“It is, ultimately, the client who’s going to live with it,” Lockard says of the kitchens and bathrooms his company helps to craft, blending functionality with imagination.
From custom cabinets crafted of arresting woods to attention-getting countertops and even sculptural stone elements, the role of Kitchen and Bath Designs, its owner says, is to help “the artist within our clients come out.”
The process of building a dream kitchen or bathroom, either from scratch or as a remodel, begins with education, Lockard says. As he describes, a person typically buys a new house or remodels an old one only every 12-15 years; in other words, the average American has purchased three cars before they’ve bought or remodeled a kitchen. A lot can change in that time, from innovative new products to contemporary design elements. And unlike buying a new car, visualizing and then constructing a new kitchen is relatively intangible – a kitchen or bathroom doesn’t exist, except on paper, until it’s built – which can prove challenging for people unaccustomed to thinking and dreaming in two dimensions. That’s where Lockard’s Kitchen and Bath Design staff come in.
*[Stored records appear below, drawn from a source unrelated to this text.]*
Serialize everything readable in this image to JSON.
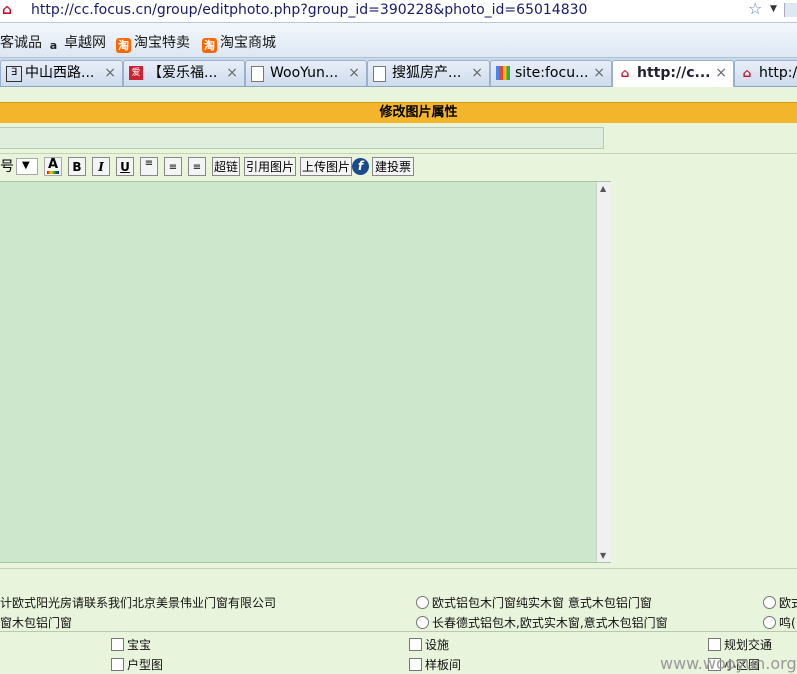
{
  "browser": {
    "url": "http://cc.focus.cn/group/editphoto.php?group_id=390228&photo_id=65014830",
    "bookmarks": [
      "客诚品",
      "卓越网",
      "淘宝特卖",
      "淘宝商城"
    ],
    "tabs": [
      {
        "label": "中山西路...",
        "icon": "page-icon"
      },
      {
        "label": "【爱乐福...",
        "icon": "forum-icon"
      },
      {
        "label": "WooYun...",
        "icon": "doc-icon"
      },
      {
        "label": "搜狐房产...",
        "icon": "doc-icon"
      },
      {
        "label": "site:focu...",
        "icon": "google-icon"
      },
      {
        "label": "http://c...",
        "icon": "focus-icon",
        "active": true
      },
      {
        "label": "http:/",
        "icon": "focus-icon"
      }
    ]
  },
  "page": {
    "title": "修改图片属性",
    "toolbar": {
      "size_label": "号",
      "bold": "B",
      "italic": "I",
      "underline": "U",
      "link": "超链",
      "quote_image": "引用图片",
      "upload_image": "上传图片",
      "vote": "建投票"
    },
    "options_left": [
      "计欧式阳光房请联系我们北京美景伟业门窗有限公司",
      "窗木包铝门窗"
    ],
    "options_mid": [
      "欧式铝包木门窗纯实木窗 意式木包铝门窗",
      "长春德式铝包木,欧式实木窗,意式木包铝门窗"
    ],
    "options_right": [
      "欧式",
      "鸣("
    ],
    "categories": [
      [
        "宝宝",
        "设施",
        "规划交通"
      ],
      [
        "户型图",
        "样板间",
        "小区图"
      ]
    ],
    "watermark": "www.wooyun.org"
  }
}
“A hundred different questions need to be answered when designing a typical kitchen,” Lockard says, noting that style, use of space, and budget are just a few of the elements that factor in when creating a new room or remodeling an old space.
Kitchen design is especially important since its functionality should ideally meld with its role as the hub of most households. “When entertaining, everyone gravitates to the kitchen,” says Lockard, noting that a kitchen’s design should reflect its owner’s style.
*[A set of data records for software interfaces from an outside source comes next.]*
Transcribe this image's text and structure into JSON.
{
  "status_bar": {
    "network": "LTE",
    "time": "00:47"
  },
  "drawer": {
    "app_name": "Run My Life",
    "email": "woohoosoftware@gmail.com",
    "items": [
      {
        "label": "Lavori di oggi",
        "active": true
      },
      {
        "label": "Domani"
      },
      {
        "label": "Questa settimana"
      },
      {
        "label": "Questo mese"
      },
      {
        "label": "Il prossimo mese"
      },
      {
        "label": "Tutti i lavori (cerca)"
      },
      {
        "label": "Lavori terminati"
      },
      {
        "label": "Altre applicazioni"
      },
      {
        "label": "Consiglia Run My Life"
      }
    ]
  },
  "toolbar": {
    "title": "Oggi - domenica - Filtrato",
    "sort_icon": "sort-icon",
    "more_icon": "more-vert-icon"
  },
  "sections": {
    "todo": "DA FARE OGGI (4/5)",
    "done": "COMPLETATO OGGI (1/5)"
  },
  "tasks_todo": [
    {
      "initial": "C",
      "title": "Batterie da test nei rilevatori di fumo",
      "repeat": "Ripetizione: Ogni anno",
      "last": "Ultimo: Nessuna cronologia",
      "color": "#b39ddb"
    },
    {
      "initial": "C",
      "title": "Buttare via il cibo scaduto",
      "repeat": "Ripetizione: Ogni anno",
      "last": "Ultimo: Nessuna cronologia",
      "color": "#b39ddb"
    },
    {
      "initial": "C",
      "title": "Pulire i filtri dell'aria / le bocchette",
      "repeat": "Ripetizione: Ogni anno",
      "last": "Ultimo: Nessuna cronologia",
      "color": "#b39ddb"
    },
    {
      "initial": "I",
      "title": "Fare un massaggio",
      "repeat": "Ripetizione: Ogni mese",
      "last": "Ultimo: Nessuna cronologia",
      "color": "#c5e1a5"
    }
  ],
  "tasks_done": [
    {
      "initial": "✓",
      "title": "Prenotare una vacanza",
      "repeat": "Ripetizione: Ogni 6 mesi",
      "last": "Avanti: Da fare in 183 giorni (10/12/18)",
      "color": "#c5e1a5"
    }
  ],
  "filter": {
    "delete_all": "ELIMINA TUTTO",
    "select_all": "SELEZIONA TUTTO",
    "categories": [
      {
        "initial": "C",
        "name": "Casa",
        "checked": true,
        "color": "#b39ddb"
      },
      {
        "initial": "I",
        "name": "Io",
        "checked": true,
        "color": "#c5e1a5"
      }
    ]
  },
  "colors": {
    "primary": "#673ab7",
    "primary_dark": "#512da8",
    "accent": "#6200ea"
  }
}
Attention to detail is, then, the cornerstone of the company’s ethic. This is a reflection of Lockard’s own background as a fourth generation violin maker – “The only kid in the neighborhood with a violin shop in his basement,” he says, noting he had already retired from the business of building some of the industry’s finest and most prized instruments by the time he was 20. He then channeled that skill into building cabinets for a high-end cabinetry company in Seattle.
“I love working with wood – I love wood finishes, seeing the textures of wood and its colors, its styling,” he says.
It was Lockard’s love of kayaking and ice climbing, though, that brought him to this corner of Colorado in 2004. He ultimately settled in Ouray where he worked as a custom woodworker, and then later purchased the old Biota plant building with the intention of making it into his new Kitchen and Bath Designs workshop. He has since evolved that space into a kayak factory, where he crafts composite carbon fiber kayaks.
It used to be that homeowners came to Lockhard looking to redesign a kitchen so they could flip their house. Nowadays, people are coming to him because they realize they may not be selling their house any time soon, and want to enjoy a custom-designed kitchen in the meantime. It is perhaps for this reason that Lockhard has seen his company grow despite the down economy, and has managed to keep all of his staff employed since opening his store in Montrose in 2008 and later, opening the Telluride branch in 2009.
“We continue to grow,” Lockard says of the company, “but I feel like the company isn’t really about me – it’s really about my employees. I have a really great staff,” he says, adding tongue-in-cheek; “That’s really all I’m good at: Hiring good people.”
For more information about Kitchen and Bath Designs, visit www.kitchenandbathcolorado.com.